Since May, staff and volunteers at the Clearwater Marine Aquarium have documented 209 sea turtle nests along nearly 26 miles of beach that line the Pinellas County coast from Clearwater Beach to Treasure Island's Sunset Beach.
On St. Pete Beach and Shell Key to the south, an independent researcher has documented 55 nests.
That makes for one of the most productive nesting seasons in recent history.
"We've already broken last year's record," said biologist Adrienne Cardwell, who heads the aquarium's sea turtle program.
Now, the eggs are starting to hatch. Last week, a nest on Indian Rocks Beach yielded one of the season's first batches of baby sea turtles. Three have hatched on St. Pete Beach.
"I'm looking forward to many more," said Bruno Falkenstein, the independent researcher who for decades has led a small research team on the nest surveys along Pinellas County's southernmost beaches.
With a record nesting season in mind, researchers are stepping up their efforts to count the nests and the hatchlings, so they can understand the health of extremely vulnerable sea turtle populations.
The number of nests fluctuates from year to year, sometimes greatly.
Last year, the final nest count was 200. While there's no telling what the 2013 boost means, it's a good sign, Cardwell said.

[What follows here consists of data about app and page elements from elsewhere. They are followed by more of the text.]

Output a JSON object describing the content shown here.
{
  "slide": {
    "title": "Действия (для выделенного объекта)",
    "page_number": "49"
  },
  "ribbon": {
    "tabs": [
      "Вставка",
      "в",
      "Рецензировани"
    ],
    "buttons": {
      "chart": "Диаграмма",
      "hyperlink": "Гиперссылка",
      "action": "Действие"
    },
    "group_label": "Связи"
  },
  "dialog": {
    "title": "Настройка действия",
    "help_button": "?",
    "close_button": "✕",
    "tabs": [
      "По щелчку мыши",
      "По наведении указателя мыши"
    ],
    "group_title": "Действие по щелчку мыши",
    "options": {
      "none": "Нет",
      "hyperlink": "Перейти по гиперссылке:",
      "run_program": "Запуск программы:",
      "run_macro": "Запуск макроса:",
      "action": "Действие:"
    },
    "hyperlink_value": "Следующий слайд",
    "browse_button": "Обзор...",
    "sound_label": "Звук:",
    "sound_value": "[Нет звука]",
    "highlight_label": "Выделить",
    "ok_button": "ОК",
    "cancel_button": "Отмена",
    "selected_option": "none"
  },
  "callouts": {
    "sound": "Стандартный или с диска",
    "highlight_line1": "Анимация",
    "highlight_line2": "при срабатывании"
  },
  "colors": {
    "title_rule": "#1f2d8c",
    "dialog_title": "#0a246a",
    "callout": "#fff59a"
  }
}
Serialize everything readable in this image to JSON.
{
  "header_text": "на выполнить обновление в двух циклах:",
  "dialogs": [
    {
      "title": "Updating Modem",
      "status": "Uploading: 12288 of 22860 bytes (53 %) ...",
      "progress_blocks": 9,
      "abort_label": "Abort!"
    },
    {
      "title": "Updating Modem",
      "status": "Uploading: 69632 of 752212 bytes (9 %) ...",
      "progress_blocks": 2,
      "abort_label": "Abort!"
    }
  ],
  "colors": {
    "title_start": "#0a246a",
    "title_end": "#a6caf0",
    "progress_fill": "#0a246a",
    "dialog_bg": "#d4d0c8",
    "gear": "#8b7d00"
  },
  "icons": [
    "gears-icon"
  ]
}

"It suggests that we're seeing signs of the population making a comeback," she said. "It has its ups and its downs, and we seem to be on an upswing now."
A small team spends each summer looking for nesting sites on Clearwater Beach, Sand Key and Treasure Island. They go out at dawn and dusk to watch for larger tracks of gravid mother turtles as well as those of tiny sea-bound hatchlings.
New nests are roped off with orange tape, while those that are due to hatch will usually get covered with a mesh cage with an opening that faces the water.
Recently, a cluster of nests laid nearly two months ago along Indian Rocks Beach has caught the interest of team members. One hatched last week, and the team is keeping a close eye on the rest of them, all of which likely belong to the same imperiled species.
"We mainly get loggerhead sea turtles nesting on our beaches," said Mike Andersen, a supervisor with the aquarium's marine turtle program. "Occasionally we may see a green sea turtle nest or a Kemp's ridley, but this season we only have loggerheads so far."
Loggerheads are a federally threatened species, while the other two are federally endangered, the latter critically so.
That's why researchers say it is vital to keep track of the nests and not disturb the hatching process.
The number of nests can vary dramatically from season to season. Last year, 196 nests were documented. In 2011, that number was 89 - down 20 from 2010. In 2007, just 38 nests were found.
Each nest yields a clutch that contains about 110 eggs, each of which is extremely unlikely to eventually become an adult turtle.
Usually, those eggs hatch at night, and nest-watchers are at the ready to watch them crawl out from under the small mound of sand that sits on top of the nest; they document the ones that make it. Those that do are rarely much bigger than the face of a wrist watch, and they have a small chance of surviving into adulthood once their little flippers push them off into the surf.
After a few days goes by, researchers excavate the nest to get a count of how many eggs actually hatched. On a rare occasion, a nest will prove infertile and include only unbroken eggs, Cardwell said.
Those who watch over the turtles have little control over what happens once the hatchlings reach the sea; they focus on modifying people's behavior to make sure the turtles can make it to the water.
"We try to educate the public when we're out on the beach," Cardwell said.
That means encouraging turtle-friendly lighting, for example, so they will move toward the Gulf of Mexico instead of the nearby street or hotel or condominium complexes.
In places such as St. Pete Beach, street lamps that are close to the water are painted black on the side that faces the gulf so they don't disorient the hatchlings.
Along stretches of developed beach, volunteers try to convince those living or staying in beachfront rooms or condos to shut off their lights, or to at least draw their curtains to help prevent the hatchlings from flopping the wrong way across the sand.
Such changes may be contributing to record nest numbers, Falkenstein said..
"I just have this gut feeling that all of the hard work that people in the state of Florida have done ... is starting to pay off," he said.
Those remaining baby sea turtles will emerge from their nests over the next several months, with the last of them likely to hatch in late October. On average, it takes between 50 and 60 days for a nest to hatch.